She switches to isiXhosa, the home language of nearly 80% of the Eastern Cape’s residents. Although she translates the phrases she uses, students in the class later complain that they felt excluded when she spoke a language they did not understand.
This is not a hypothetical scenario. It happened earlier this year in a lecture hall at Rhodes University in the Eastern Cape – and it proves just how reluctant some students at African higher education institutions are to embrace language as a resource.
These students – who are often monolingual – cling stubbornly to the familiar comfort of English and do not realise just how much they are short-changing themselves intellectually.
There are 11 official languages in South Africa. English comes in behind isiZulu, isiXhosa and Afrikaans as only the fourth most commonly spoken tongue. An estimated 2 000 languages are spoken across the African continent.
Bearing these figures in mind, it is striking that African languages do not have pride of place at the continent’s institutions. Why are they sidelined in so many lecture halls and discussion groups? The answer lies in our collective history. Colonialism made us look down on everything that is African. This includes our languages, cultures and religions.
But it is time to reclaim this space as part of the African transformation agenda. It is hardly a radical notion – the rest of the so-called First World demands recognition of mother tongues. Germans teach and learn in German. The British learn in English. South Koreans learn in Korean. In Africa, we learn largely through languages that are not our own, like English, French and Portuguese.
It is a myth to suggest that one is superior to another. What can be articulated, studied and negotiated in one tongue can be done in any other language. Now we need the political will to teach and boost different languages.
There are changes happening in some South African universities. The University of KwaZulu-Natal has made isiZulu a compulsory first-year subject. At Rhodes University, journalism students must pass an isiXhosa course at either mother tongue or second language level.
Also at Rhodes, I have this year started teaching a language and society, or ulwimi noluntu, course.
The classes are conducted in English and isiXhosa concurrently. This space brings students back to the centre of the debate about the role universities serve in African society and what sort of graduates should be produced.
Students who are normally quiet in class now ask many more questions because they are allowed to do so in their mother tongue. Students will submit evaluations in the next few months and I am recording all of the lectures.

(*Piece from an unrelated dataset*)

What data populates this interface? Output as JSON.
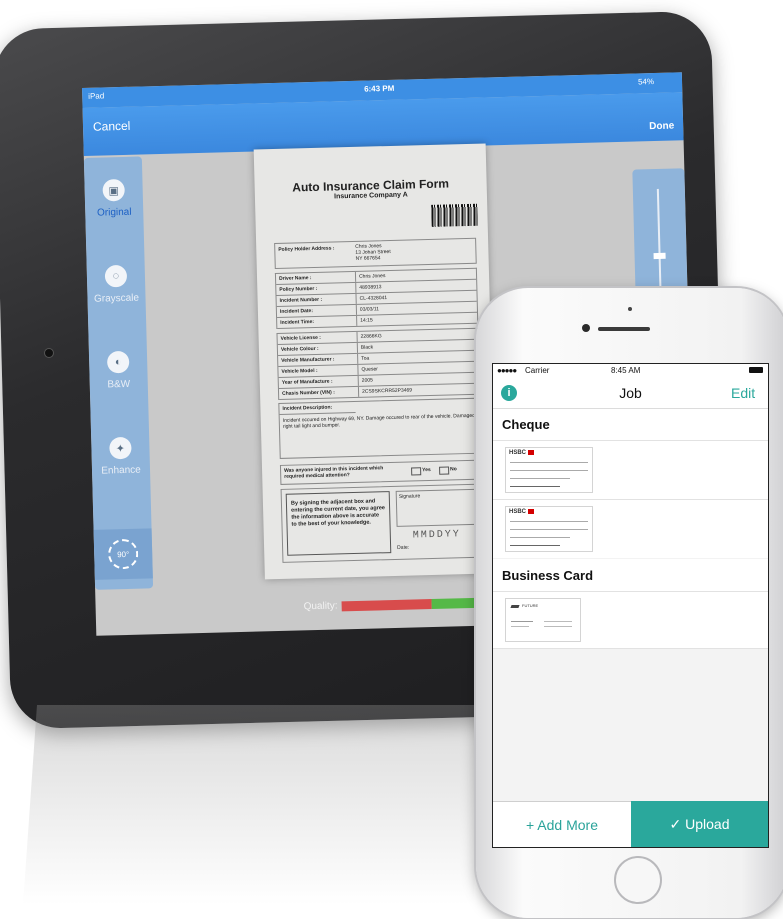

I hope to use the course as a possible model for bilingual teaching.
The University of Limpopo’s bilingual course in English and multilingual studies, taught in Sesotho sa Leboa (Northern Sotho) and English, is a shining example of how to bolster the status of African languages.
Elsewhere on the continent, Ethiopia’s Adama Science
LANGUAGE AS A RESOURCE Mam Cirha and Mam Tolo with the Vezubuhle cultural group from Cendese during the 90th birthday celebrations of Nelson Mandela in 2008 in Qunu, Eastern Cape